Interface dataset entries
◆ ◆ ◆ ◆

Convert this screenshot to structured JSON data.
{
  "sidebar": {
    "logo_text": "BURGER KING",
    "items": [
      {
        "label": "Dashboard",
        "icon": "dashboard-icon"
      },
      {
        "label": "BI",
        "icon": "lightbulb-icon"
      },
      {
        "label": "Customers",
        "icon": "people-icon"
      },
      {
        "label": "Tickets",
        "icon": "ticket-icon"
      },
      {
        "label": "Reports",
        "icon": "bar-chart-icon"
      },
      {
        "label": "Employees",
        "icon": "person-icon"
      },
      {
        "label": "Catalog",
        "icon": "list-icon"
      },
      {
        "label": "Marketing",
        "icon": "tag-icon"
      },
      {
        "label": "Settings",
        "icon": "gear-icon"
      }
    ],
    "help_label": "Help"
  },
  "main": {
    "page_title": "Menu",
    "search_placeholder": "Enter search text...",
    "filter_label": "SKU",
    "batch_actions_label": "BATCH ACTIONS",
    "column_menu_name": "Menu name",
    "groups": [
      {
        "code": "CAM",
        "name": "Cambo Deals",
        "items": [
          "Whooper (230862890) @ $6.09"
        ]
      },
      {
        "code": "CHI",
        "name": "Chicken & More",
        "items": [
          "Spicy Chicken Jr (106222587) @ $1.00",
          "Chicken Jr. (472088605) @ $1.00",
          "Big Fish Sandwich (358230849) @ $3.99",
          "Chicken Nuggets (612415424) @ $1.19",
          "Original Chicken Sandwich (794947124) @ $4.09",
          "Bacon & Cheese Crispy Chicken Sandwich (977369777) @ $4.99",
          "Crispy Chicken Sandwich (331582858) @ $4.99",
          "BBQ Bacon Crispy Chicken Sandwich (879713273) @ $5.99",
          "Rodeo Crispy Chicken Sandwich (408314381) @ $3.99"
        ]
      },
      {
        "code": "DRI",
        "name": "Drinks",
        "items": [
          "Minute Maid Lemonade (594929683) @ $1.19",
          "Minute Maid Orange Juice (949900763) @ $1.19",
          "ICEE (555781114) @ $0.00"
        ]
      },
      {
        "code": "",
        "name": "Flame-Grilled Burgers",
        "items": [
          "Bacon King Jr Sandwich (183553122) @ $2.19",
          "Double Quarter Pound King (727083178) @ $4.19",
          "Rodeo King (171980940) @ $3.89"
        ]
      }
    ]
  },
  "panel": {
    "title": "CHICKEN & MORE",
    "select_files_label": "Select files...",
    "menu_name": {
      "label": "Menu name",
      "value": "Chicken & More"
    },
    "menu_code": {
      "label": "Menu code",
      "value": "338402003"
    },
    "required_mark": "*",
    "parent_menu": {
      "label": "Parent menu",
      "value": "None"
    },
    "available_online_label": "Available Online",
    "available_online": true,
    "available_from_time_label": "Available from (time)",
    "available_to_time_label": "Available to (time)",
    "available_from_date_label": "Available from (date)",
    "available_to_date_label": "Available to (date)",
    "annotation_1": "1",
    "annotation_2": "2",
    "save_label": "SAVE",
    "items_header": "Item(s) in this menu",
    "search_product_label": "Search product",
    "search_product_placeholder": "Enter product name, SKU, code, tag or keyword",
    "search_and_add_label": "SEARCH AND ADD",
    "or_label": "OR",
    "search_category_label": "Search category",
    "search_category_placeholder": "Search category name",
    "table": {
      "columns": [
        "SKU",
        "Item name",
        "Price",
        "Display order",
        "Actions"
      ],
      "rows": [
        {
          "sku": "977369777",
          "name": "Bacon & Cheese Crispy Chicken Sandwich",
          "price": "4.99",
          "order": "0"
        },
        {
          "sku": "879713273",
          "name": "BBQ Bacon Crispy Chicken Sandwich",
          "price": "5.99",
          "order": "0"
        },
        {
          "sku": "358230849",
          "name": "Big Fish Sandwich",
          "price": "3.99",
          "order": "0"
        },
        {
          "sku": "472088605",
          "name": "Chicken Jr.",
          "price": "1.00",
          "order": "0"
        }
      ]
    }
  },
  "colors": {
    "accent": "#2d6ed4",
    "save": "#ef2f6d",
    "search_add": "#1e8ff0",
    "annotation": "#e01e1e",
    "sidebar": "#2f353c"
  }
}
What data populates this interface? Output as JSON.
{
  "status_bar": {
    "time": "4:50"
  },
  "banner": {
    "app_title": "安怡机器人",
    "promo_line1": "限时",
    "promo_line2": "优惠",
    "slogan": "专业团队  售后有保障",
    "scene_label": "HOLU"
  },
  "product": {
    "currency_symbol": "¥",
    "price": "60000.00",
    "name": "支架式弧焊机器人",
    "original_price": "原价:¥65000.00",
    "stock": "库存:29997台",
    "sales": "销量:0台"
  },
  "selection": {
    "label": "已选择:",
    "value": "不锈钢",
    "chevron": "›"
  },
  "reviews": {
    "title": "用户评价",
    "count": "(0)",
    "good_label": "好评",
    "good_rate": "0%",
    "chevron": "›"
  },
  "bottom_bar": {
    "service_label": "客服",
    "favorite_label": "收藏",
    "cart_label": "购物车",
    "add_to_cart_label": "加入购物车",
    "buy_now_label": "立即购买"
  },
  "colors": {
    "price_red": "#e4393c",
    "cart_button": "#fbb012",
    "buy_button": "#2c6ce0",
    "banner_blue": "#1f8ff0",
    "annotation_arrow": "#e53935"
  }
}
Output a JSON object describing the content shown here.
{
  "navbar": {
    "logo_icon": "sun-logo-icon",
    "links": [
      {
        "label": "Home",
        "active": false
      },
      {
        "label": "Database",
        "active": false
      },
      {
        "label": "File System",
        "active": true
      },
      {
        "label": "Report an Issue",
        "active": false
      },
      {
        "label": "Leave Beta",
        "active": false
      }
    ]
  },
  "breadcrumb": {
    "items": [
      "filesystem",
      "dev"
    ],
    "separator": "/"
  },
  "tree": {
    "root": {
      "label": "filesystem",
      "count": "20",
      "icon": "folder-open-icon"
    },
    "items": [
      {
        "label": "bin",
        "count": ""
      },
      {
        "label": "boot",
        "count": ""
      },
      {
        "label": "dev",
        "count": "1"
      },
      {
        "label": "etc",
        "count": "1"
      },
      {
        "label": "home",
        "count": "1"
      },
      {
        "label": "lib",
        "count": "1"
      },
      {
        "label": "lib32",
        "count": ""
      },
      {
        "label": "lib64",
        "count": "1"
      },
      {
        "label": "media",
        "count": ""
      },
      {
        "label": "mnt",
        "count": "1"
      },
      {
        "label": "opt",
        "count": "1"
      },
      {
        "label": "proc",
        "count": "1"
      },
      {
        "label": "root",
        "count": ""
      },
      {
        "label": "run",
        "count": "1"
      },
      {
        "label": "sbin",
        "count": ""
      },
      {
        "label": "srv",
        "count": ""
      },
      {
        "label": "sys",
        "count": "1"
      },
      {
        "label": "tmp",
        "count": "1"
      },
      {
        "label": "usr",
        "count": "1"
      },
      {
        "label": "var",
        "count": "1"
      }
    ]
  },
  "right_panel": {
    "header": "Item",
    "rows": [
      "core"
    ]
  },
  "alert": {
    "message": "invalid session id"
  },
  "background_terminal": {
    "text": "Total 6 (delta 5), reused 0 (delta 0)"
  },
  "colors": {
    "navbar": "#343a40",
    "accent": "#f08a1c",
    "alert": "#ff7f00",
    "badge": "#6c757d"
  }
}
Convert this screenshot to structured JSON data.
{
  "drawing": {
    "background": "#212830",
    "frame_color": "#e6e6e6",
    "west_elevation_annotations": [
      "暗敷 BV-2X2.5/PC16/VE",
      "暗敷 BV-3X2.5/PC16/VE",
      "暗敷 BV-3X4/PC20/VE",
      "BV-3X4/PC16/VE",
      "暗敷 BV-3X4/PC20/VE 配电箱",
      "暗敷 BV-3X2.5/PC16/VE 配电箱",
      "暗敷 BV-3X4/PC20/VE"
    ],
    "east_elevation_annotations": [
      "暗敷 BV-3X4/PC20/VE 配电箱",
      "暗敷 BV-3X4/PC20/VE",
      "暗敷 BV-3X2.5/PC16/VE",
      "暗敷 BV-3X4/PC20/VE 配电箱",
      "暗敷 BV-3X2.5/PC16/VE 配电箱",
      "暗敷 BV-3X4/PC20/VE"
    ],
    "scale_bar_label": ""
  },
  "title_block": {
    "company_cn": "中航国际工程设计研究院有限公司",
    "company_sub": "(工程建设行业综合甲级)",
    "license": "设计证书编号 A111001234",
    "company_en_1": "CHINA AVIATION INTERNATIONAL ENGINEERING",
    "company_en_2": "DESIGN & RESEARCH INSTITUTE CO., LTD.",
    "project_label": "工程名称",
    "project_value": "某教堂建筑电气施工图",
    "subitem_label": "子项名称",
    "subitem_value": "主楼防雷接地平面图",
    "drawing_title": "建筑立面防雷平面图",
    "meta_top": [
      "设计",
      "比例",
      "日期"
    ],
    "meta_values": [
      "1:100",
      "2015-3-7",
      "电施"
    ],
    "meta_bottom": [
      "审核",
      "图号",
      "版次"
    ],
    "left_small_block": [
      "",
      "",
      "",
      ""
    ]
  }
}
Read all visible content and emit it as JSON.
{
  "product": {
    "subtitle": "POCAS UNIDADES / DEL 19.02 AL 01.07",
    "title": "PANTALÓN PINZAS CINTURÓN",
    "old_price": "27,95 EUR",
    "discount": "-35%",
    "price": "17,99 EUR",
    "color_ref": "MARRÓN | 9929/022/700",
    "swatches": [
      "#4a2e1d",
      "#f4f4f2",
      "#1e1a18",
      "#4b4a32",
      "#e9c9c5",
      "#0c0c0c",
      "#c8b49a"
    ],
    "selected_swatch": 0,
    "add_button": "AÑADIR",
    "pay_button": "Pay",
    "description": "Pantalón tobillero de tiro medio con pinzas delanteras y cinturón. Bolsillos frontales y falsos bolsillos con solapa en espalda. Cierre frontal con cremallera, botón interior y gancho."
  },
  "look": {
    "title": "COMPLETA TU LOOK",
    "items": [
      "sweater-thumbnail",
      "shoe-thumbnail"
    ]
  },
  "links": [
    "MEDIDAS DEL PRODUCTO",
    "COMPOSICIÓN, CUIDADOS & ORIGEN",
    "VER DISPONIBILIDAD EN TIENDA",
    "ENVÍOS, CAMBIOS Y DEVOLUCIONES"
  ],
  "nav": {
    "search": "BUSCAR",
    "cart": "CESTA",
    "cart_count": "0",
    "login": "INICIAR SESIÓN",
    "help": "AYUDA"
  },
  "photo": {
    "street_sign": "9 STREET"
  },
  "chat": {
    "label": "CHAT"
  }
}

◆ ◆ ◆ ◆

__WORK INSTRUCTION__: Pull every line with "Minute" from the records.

__SOLUTION__:
          "Minute Maid Lemonade (594929683) @ $1.19",
          "Minute Maid Orange Juice (949900763) @ $1.19",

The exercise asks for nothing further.